As the monks in Rangoon pushed past the barrier to pray with Aung San Suu Kyi, police in Beijing were demolishing the city’s petitioners’ village. China’s dispossessed – those who have lost land to rapacious developers or been persecuted for exposing corrupt officials – congregate in the capital to petition the authorities for justice. Before the 17th Party Congress, the police are trying to get rid of as many as possible.

On the other side of town, the gleaming new Olympic Stadium is nearly finished, while the leaning towers of the postmodern, experimental new China Central Television building grow higher daily. And in four years, less than the time spent debating Heathrow’s Terminal 5, China has designed and completed the largest airport terminal in the world.

Authoritarian capitalism works. It gets things done.

As the Olympics approach, activist groups will pressure China on human rights, and when the Chinese appear to respond, as they have done on Darfur and could yet do on Burma, western governments will talk of how China is changing. Democracy will follow capitalism, they will tell us, as night follows day. But China’s leaders are embarked on a different course, and it may prove to be the biggest challenge to western certainties since the fall of communism.

Lindsey Hilsum is China correspondent for Channel 4 News

Burma timeline

1948 Wins independence from Britain

1962 Ne Win-led coup overthrows elected government

1988 Martial law imposed. 8888 uprising – Rangoon students trigger nationwide demos on 8 August

1992 Than Shwe becomes head of junta

2006 China makes joint investment in $1bn deal for dam on Thai/Burmese border

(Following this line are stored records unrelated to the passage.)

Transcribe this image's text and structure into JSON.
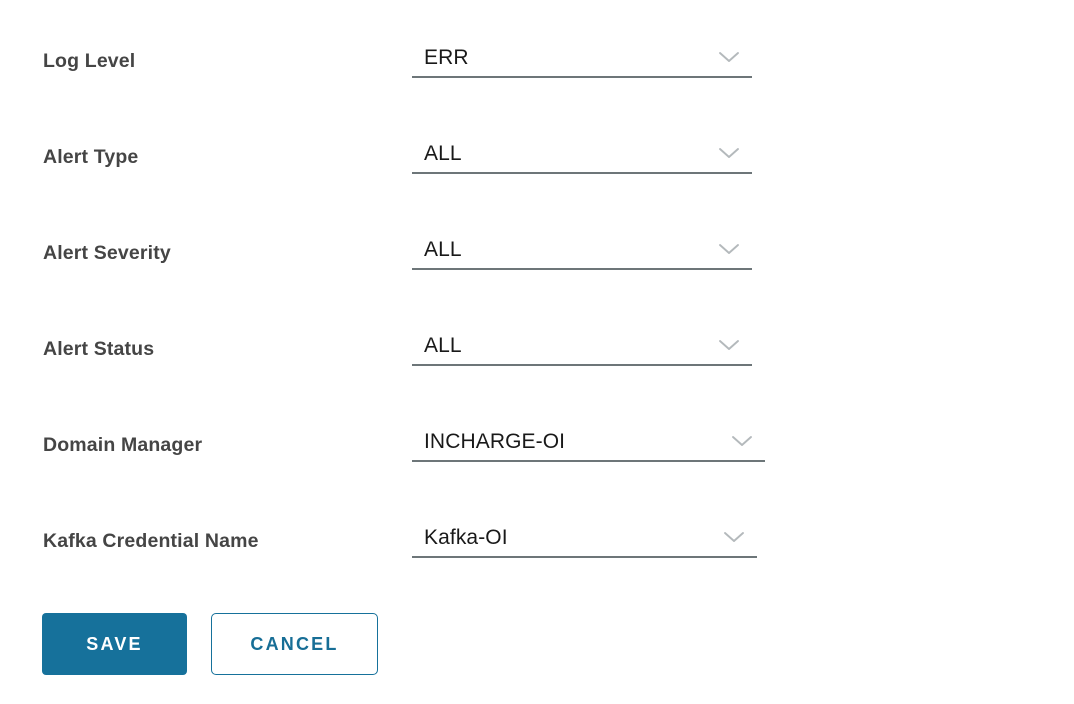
{
  "theme": {
    "accent": "#16719B",
    "label_color": "#454545",
    "value_color": "#191919",
    "underline_color": "#6D7679",
    "chevron_color": "#B4B9BC",
    "background": "#FFFFFF"
  },
  "form": {
    "fields": [
      {
        "label": "Log Level",
        "value": "ERR",
        "icon": "chevron-down-icon",
        "control_width": 340
      },
      {
        "label": "Alert Type",
        "value": "ALL",
        "icon": "chevron-down-icon",
        "control_width": 340
      },
      {
        "label": "Alert Severity",
        "value": "ALL",
        "icon": "chevron-down-icon",
        "control_width": 340
      },
      {
        "label": "Alert Status",
        "value": "ALL",
        "icon": "chevron-down-icon",
        "control_width": 340
      },
      {
        "label": "Domain Manager",
        "value": "INCHARGE-OI",
        "icon": "chevron-down-icon",
        "control_width": 353
      },
      {
        "label": "Kafka Credential Name",
        "value": "Kafka-OI",
        "icon": "chevron-down-icon",
        "control_width": 345
      }
    ]
  },
  "actions": {
    "save_label": "SAVE",
    "cancel_label": "CANCEL"
  }
}
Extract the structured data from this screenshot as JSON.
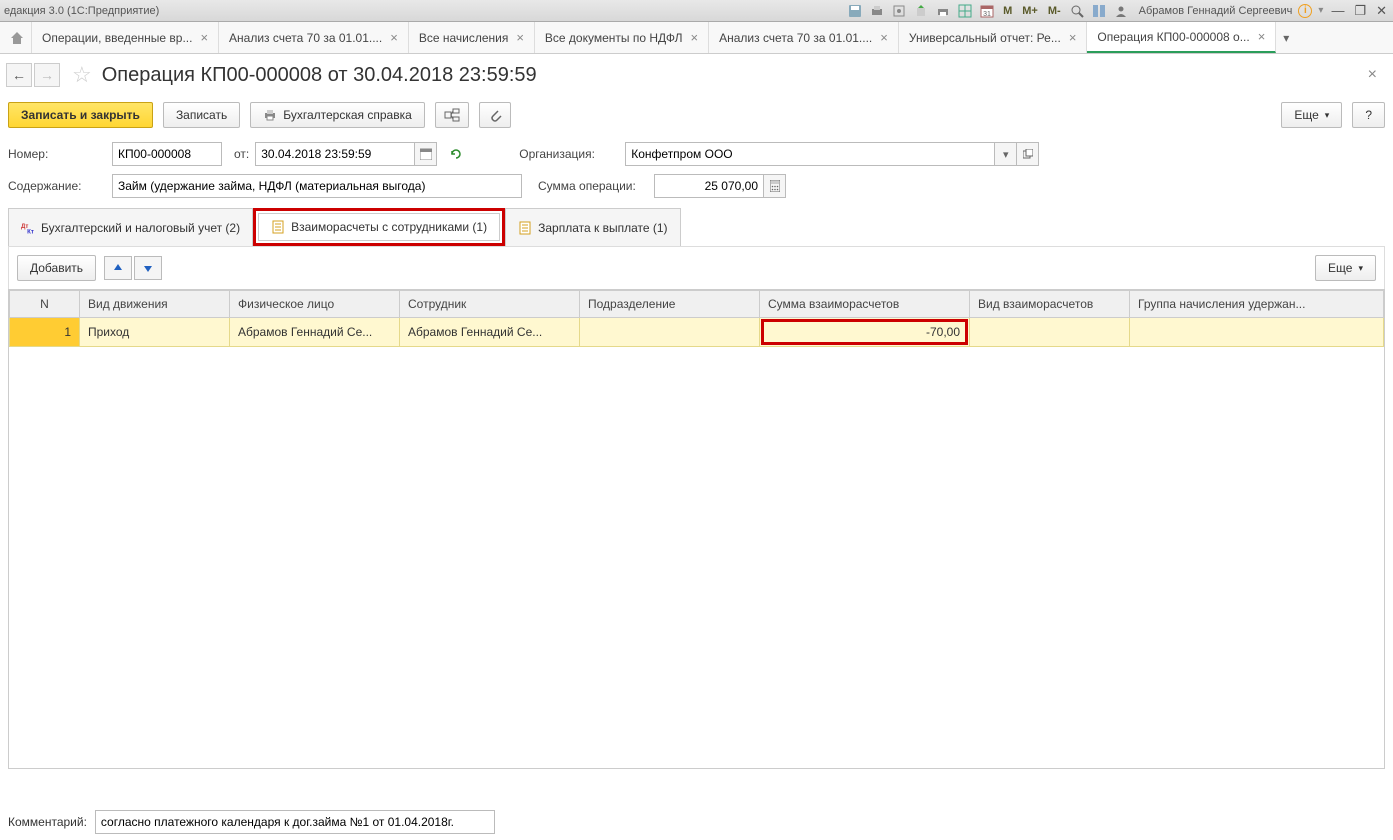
{
  "titlebar": {
    "title": "едакция 3.0  (1С:Предприятие)",
    "m": "M",
    "mplus": "M+",
    "mminus": "M-",
    "username": "Абрамов Геннадий Сергеевич"
  },
  "tabs": [
    {
      "label": "Операции, введенные вр..."
    },
    {
      "label": "Анализ счета 70 за 01.01...."
    },
    {
      "label": "Все начисления"
    },
    {
      "label": "Все документы по НДФЛ"
    },
    {
      "label": "Анализ счета 70 за 01.01...."
    },
    {
      "label": "Универсальный отчет: Ре..."
    },
    {
      "label": "Операция КП00-000008 о...",
      "active": true
    }
  ],
  "page": {
    "title": "Операция КП00-000008 от 30.04.2018 23:59:59"
  },
  "toolbar": {
    "save_close": "Записать и закрыть",
    "save": "Записать",
    "accounting_ref": "Бухгалтерская справка",
    "more": "Еще",
    "help": "?"
  },
  "form": {
    "number_label": "Номер:",
    "number_value": "КП00-000008",
    "from_label": "от:",
    "date_value": "30.04.2018 23:59:59",
    "org_label": "Организация:",
    "org_value": "Конфетпром ООО",
    "content_label": "Содержание:",
    "content_value": "Займ (удержание займа, НДФЛ (материальная выгода)",
    "sum_label": "Сумма операции:",
    "sum_value": "25 070,00"
  },
  "inner_tabs": [
    {
      "label": "Бухгалтерский и налоговый учет (2)",
      "icon": "dtkt"
    },
    {
      "label": "Взаиморасчеты с сотрудниками (1)",
      "icon": "doc",
      "active": true,
      "highlight": true
    },
    {
      "label": "Зарплата к выплате (1)",
      "icon": "doc"
    }
  ],
  "grid_toolbar": {
    "add": "Добавить",
    "more": "Еще"
  },
  "grid": {
    "columns": [
      "N",
      "Вид движения",
      "Физическое лицо",
      "Сотрудник",
      "Подразделение",
      "Сумма взаиморасчетов",
      "Вид взаиморасчетов",
      "Группа начисления удержан..."
    ],
    "rows": [
      {
        "n": "1",
        "movement": "Приход",
        "person": "Абрамов Геннадий Се...",
        "employee": "Абрамов Геннадий Се...",
        "department": "",
        "amount": "-70,00",
        "kind": "",
        "group": "",
        "amount_highlight": true
      }
    ]
  },
  "comment": {
    "label": "Комментарий:",
    "value": "согласно платежного календаря к дог.займа №1 от 01.04.2018г."
  }
}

2007 Buddhist monks lead largest protests since 1988 in Rangoon and Mandalay

Research by Jonathan Beckman